> Try it
As the answer, give every line of the records that includes the word "this".

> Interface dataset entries
* * *

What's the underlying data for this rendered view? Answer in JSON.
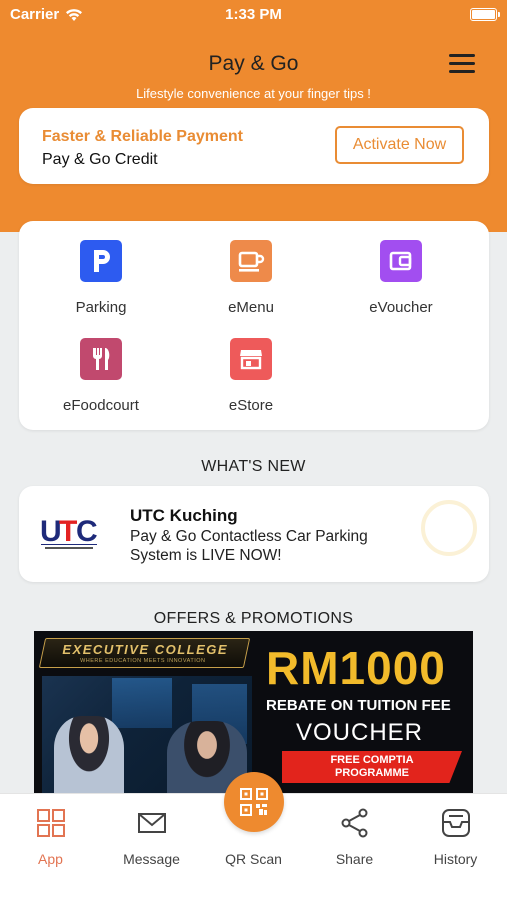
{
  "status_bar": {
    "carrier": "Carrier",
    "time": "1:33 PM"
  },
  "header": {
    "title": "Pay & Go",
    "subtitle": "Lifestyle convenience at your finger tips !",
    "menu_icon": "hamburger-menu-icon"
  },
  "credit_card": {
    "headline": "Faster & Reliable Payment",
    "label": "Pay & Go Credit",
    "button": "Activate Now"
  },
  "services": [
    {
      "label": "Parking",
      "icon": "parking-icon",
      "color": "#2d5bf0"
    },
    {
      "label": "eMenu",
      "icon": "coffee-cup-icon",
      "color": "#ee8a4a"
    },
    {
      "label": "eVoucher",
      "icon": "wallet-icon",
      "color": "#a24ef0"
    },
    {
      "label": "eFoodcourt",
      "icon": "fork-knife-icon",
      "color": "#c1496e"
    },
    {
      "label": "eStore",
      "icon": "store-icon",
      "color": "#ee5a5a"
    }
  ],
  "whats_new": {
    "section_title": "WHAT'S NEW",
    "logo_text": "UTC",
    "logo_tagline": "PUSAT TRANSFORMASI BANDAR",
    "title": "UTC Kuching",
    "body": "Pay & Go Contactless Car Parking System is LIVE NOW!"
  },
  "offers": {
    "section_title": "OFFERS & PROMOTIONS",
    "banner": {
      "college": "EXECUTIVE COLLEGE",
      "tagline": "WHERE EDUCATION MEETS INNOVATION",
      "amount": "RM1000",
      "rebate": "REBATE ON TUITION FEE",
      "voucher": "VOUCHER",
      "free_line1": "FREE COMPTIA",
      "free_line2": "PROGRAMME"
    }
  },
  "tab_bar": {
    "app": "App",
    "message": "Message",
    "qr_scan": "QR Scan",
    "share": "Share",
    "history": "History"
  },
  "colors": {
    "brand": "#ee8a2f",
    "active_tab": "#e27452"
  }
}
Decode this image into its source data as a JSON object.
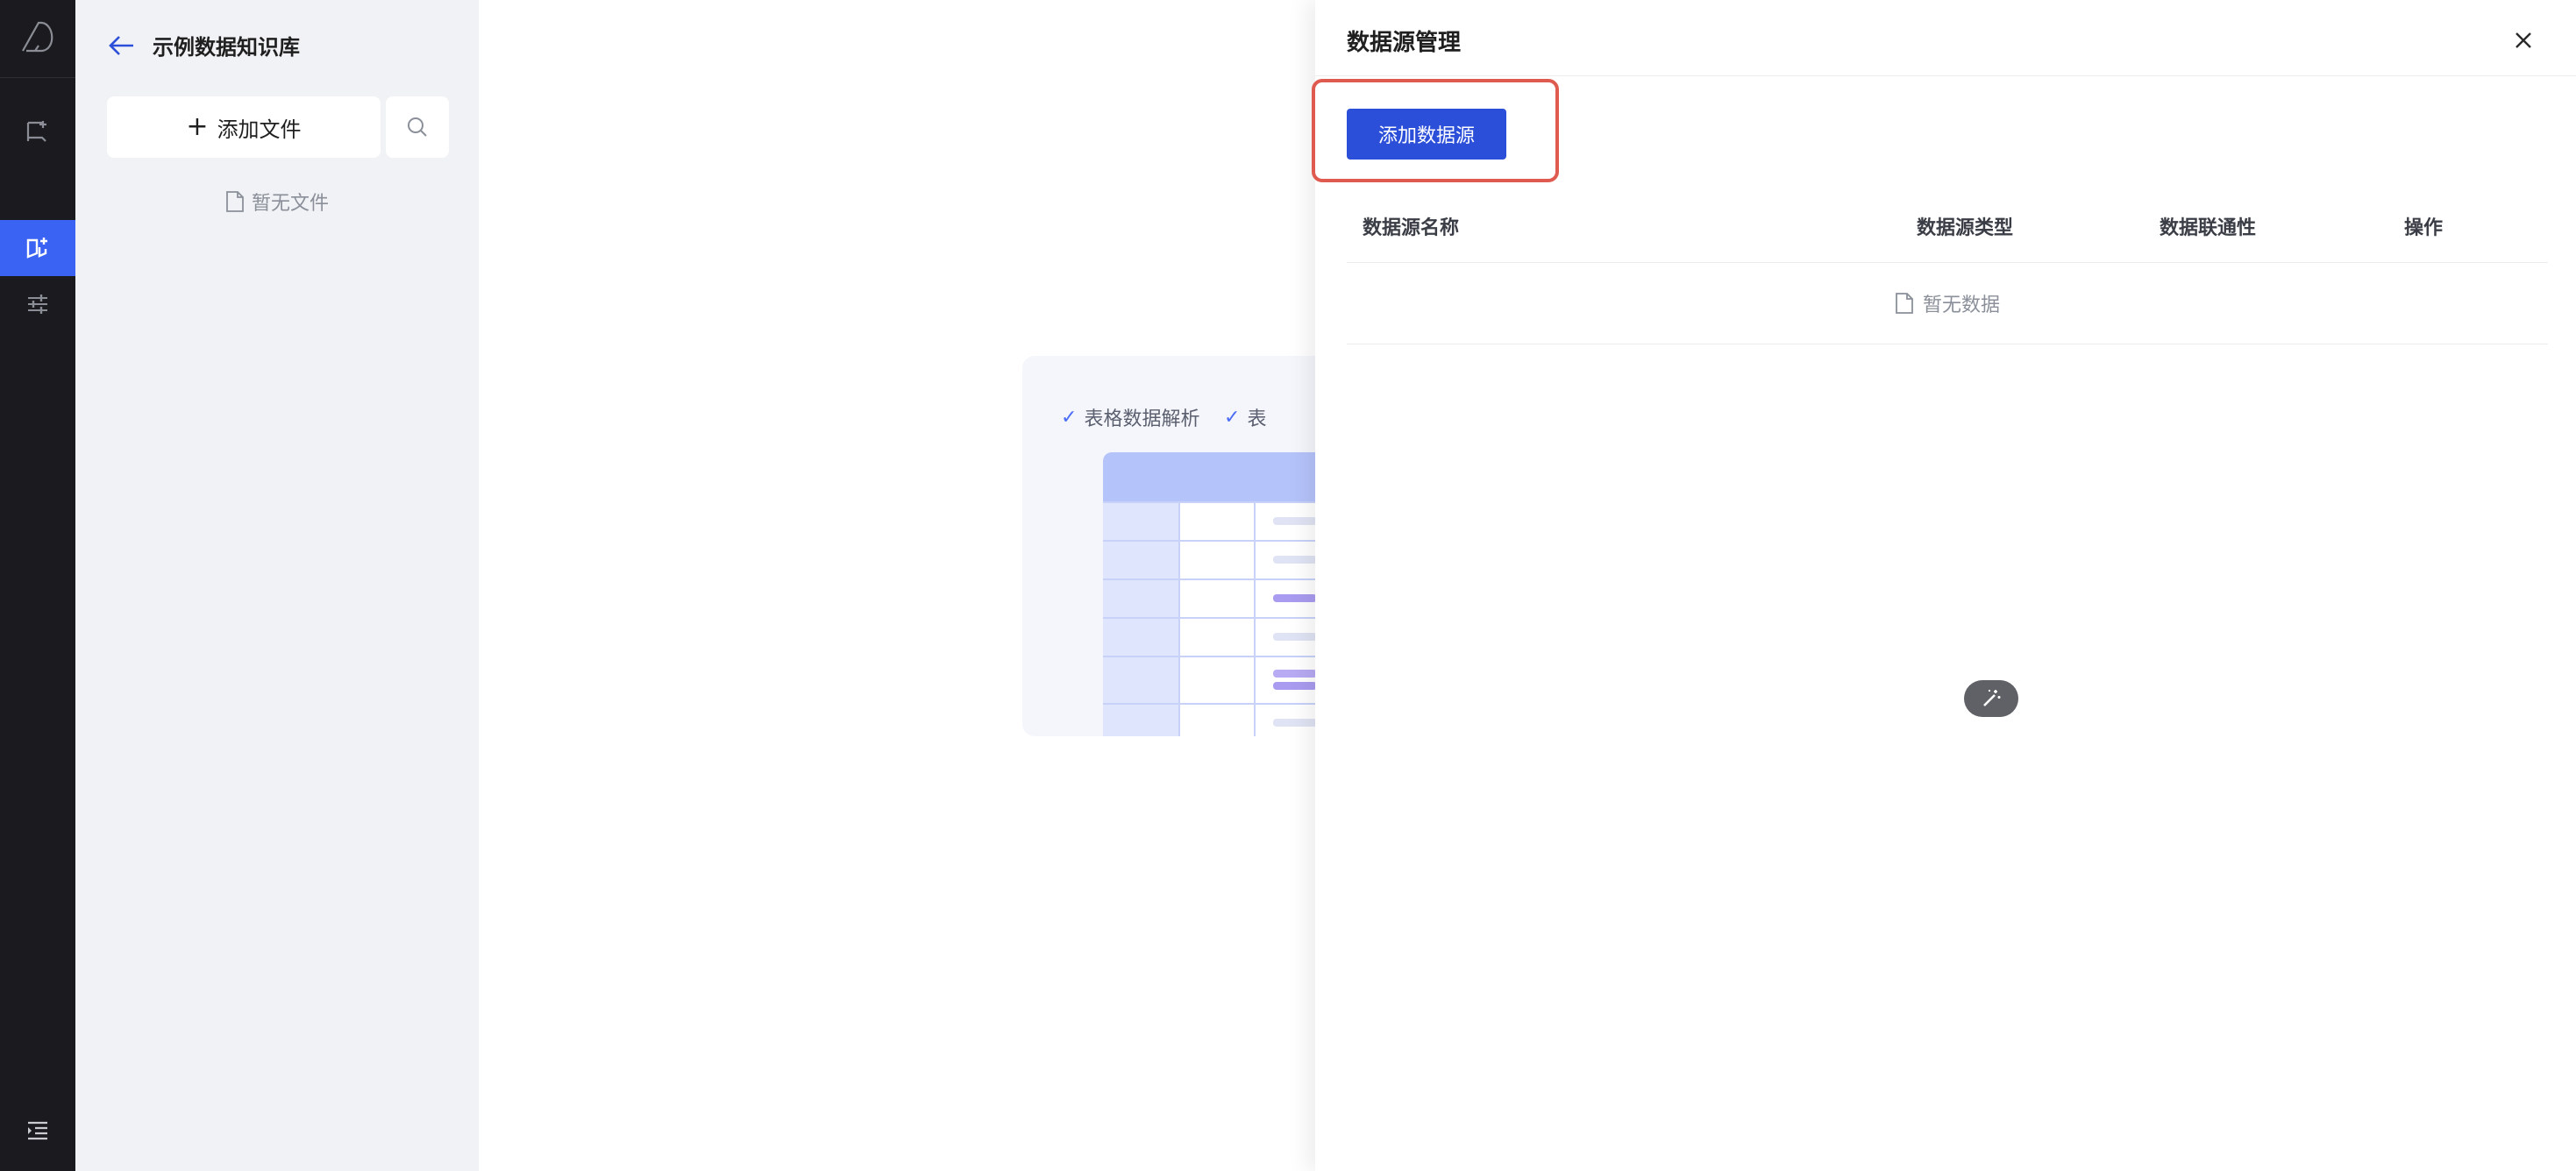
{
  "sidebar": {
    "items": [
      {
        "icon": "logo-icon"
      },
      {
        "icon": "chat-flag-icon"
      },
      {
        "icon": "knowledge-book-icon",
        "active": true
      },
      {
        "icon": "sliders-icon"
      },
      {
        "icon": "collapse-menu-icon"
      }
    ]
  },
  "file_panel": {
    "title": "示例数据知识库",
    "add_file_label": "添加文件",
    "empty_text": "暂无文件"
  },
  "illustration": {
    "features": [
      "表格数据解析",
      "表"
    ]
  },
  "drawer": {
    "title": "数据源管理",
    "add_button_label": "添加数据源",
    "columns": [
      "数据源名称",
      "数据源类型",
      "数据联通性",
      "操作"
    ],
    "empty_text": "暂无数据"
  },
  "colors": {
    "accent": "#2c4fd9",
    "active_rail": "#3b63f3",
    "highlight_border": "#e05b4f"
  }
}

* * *

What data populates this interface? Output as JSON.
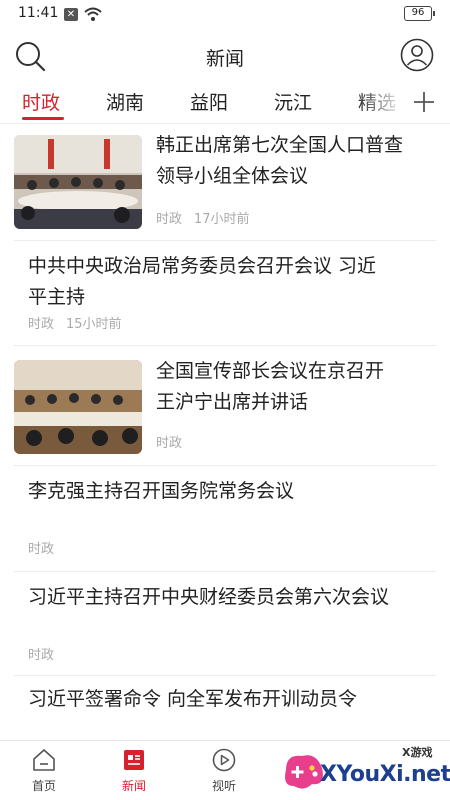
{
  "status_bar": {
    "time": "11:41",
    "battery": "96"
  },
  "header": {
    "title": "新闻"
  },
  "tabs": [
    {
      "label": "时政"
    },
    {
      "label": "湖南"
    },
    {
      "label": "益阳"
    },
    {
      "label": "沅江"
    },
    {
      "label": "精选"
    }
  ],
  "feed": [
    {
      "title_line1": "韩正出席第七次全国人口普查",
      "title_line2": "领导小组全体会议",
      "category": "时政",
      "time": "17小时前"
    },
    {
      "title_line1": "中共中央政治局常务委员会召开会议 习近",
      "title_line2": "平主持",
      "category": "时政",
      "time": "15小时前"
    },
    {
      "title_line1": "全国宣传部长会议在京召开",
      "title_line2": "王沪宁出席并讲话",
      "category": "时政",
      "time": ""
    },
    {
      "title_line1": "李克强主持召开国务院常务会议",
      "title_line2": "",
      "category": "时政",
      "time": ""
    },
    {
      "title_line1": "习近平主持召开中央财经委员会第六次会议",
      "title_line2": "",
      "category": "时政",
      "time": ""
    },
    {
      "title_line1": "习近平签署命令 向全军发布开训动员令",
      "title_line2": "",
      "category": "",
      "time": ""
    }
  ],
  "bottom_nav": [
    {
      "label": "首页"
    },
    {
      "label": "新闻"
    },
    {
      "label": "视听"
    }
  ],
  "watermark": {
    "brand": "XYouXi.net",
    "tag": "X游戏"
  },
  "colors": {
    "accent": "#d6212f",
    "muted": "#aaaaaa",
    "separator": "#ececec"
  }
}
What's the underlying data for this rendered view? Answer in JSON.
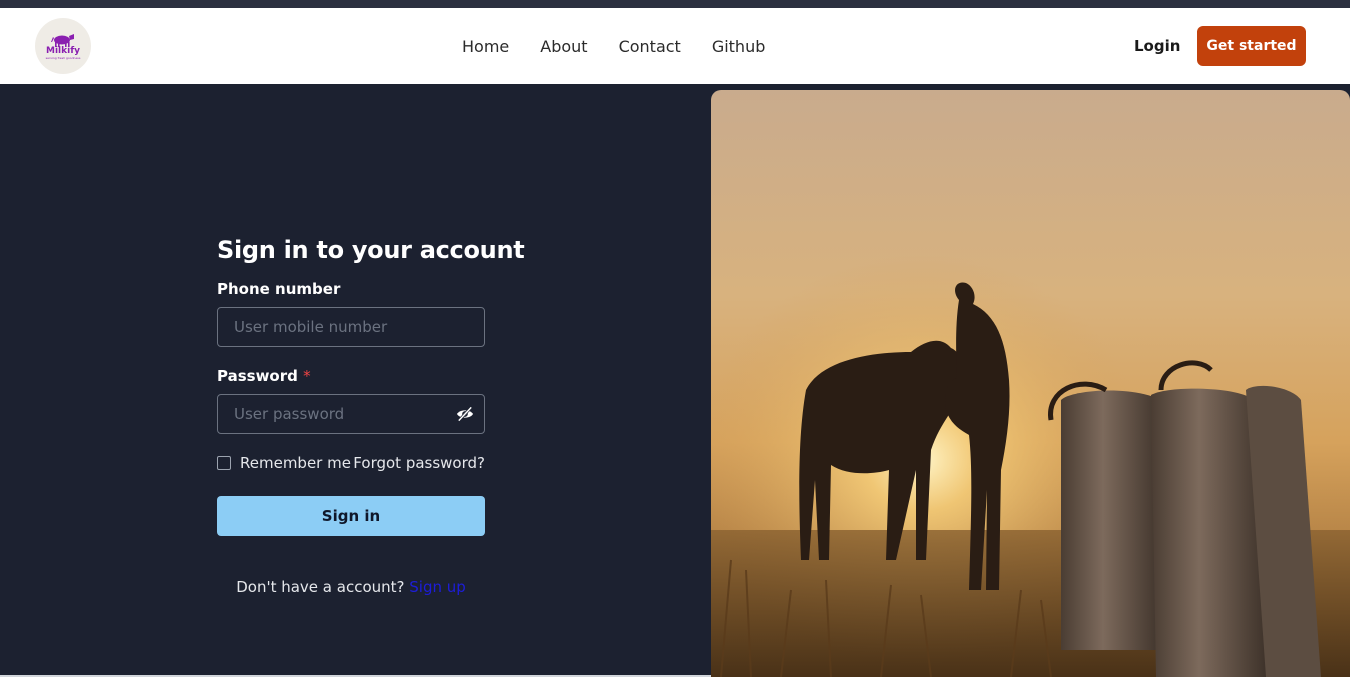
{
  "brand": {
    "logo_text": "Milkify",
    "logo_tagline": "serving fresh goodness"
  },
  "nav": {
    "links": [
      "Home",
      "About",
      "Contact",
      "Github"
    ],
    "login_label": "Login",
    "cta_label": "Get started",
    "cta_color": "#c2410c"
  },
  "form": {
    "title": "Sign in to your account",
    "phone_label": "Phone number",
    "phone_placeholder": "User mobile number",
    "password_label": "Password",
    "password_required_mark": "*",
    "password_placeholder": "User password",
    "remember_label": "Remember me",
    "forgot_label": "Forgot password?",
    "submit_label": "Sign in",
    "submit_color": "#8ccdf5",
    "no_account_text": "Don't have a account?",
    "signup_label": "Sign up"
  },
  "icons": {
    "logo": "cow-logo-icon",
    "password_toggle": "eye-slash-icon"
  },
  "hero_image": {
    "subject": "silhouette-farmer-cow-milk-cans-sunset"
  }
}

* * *

> Written answer
What's the underlying data for this rendered view? Answer in JSON.
Decode this image into its source data as a JSON object.
What data populates this interface? Output as JSON.
What's the underlying data for this rendered view? Answer in JSON.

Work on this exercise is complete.